The Obama administration’s pick for top agricultural trade negotiator, Darci Vetter said this week she would seek full tariff elimination for all goods in the 12-nation Trans-Pacific Partnership. “Our goal at the moment is to go line-by-line with those countries and those products to achieve the best and fullest market access,” Vetter said in testimony at her confirmation hearing before the Senate Finance Committee.

Vetter, the deputy undersecretary of agriculture for farm and foreign agricultural services, was nominated by the administration to serve as chief U.S. agricultural negotiator at the Office of the U.S. Trade Representative.

Senators pressed Vetter about the prospects of getting Japan to open its markets fully in the Trans-Pacific Partnership (TPP) negotiations currently underway.  Vetter, who is already involved in bilateral negotiations with Japan under her current role, said talks with Tokyo are “picking up the pace” but offered little detail on the specifics of the negotiations.

Japan seeks to defend five “sacred” categories of farm goods from tariff cuts: rice, wheat, beef and pork, dairy and sugar. “Our task right now is to bring home the most meaningful, ambitious market access possible… that includes the five sensitive product areas that Japan has identified,” she said.

Vetter also addressed Canada’s restrictions on imports of milk, poultry and eggs. The Canadian government, which is participating in the TPP talks, has long shielded those sectors through a supply management system that sets strict domestic production requirements while limiting foreign imports in order to control prices. “That will be one of my top negotiating priorities,” she said, when asked by Senator John Thune (R-SD) what she would do to open that market.

Senate Chicken Caucus Co-Chair Johnny Isakson (R-Ga.) asked Vetter what she would do to break down regulatory barriers that are keeping the chicken products out of the European market.

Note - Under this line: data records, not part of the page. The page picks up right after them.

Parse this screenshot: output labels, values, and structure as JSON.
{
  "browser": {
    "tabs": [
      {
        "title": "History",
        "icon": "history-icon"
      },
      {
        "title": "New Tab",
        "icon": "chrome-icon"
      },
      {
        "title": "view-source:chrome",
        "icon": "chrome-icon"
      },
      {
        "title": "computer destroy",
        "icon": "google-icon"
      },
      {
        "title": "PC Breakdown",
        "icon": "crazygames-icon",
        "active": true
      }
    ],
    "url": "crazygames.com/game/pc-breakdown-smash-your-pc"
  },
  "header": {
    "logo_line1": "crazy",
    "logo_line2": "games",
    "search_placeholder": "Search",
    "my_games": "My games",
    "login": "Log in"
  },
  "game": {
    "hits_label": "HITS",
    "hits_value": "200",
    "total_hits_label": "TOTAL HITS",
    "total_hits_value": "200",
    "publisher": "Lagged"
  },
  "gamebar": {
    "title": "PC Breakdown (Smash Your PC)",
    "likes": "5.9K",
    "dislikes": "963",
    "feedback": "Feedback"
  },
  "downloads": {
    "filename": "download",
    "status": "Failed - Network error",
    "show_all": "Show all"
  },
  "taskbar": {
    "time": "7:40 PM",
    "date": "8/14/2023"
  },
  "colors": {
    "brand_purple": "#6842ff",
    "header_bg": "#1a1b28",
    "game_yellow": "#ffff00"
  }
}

U.S. chicken has only gained a small foothold in Europe because the European Union bans the use of anti-pathogen rinses commonly used in U.S. processing plants.  Vetter said the United States has been very clear since the outset of trade talks with the European Union hat there would be a “real negotiation on their regulatory system.”  The European Food Safety Authority has already taken the first steps to lift restrictions on the use of peroxyacetic acid for rinsing chicken carcasses, she said.

In the closing remarks made in the hearing, many Senators expressed their desires to quickly confirm the nomination of Vetter to USTR, however a date for a final vote has yet to be set.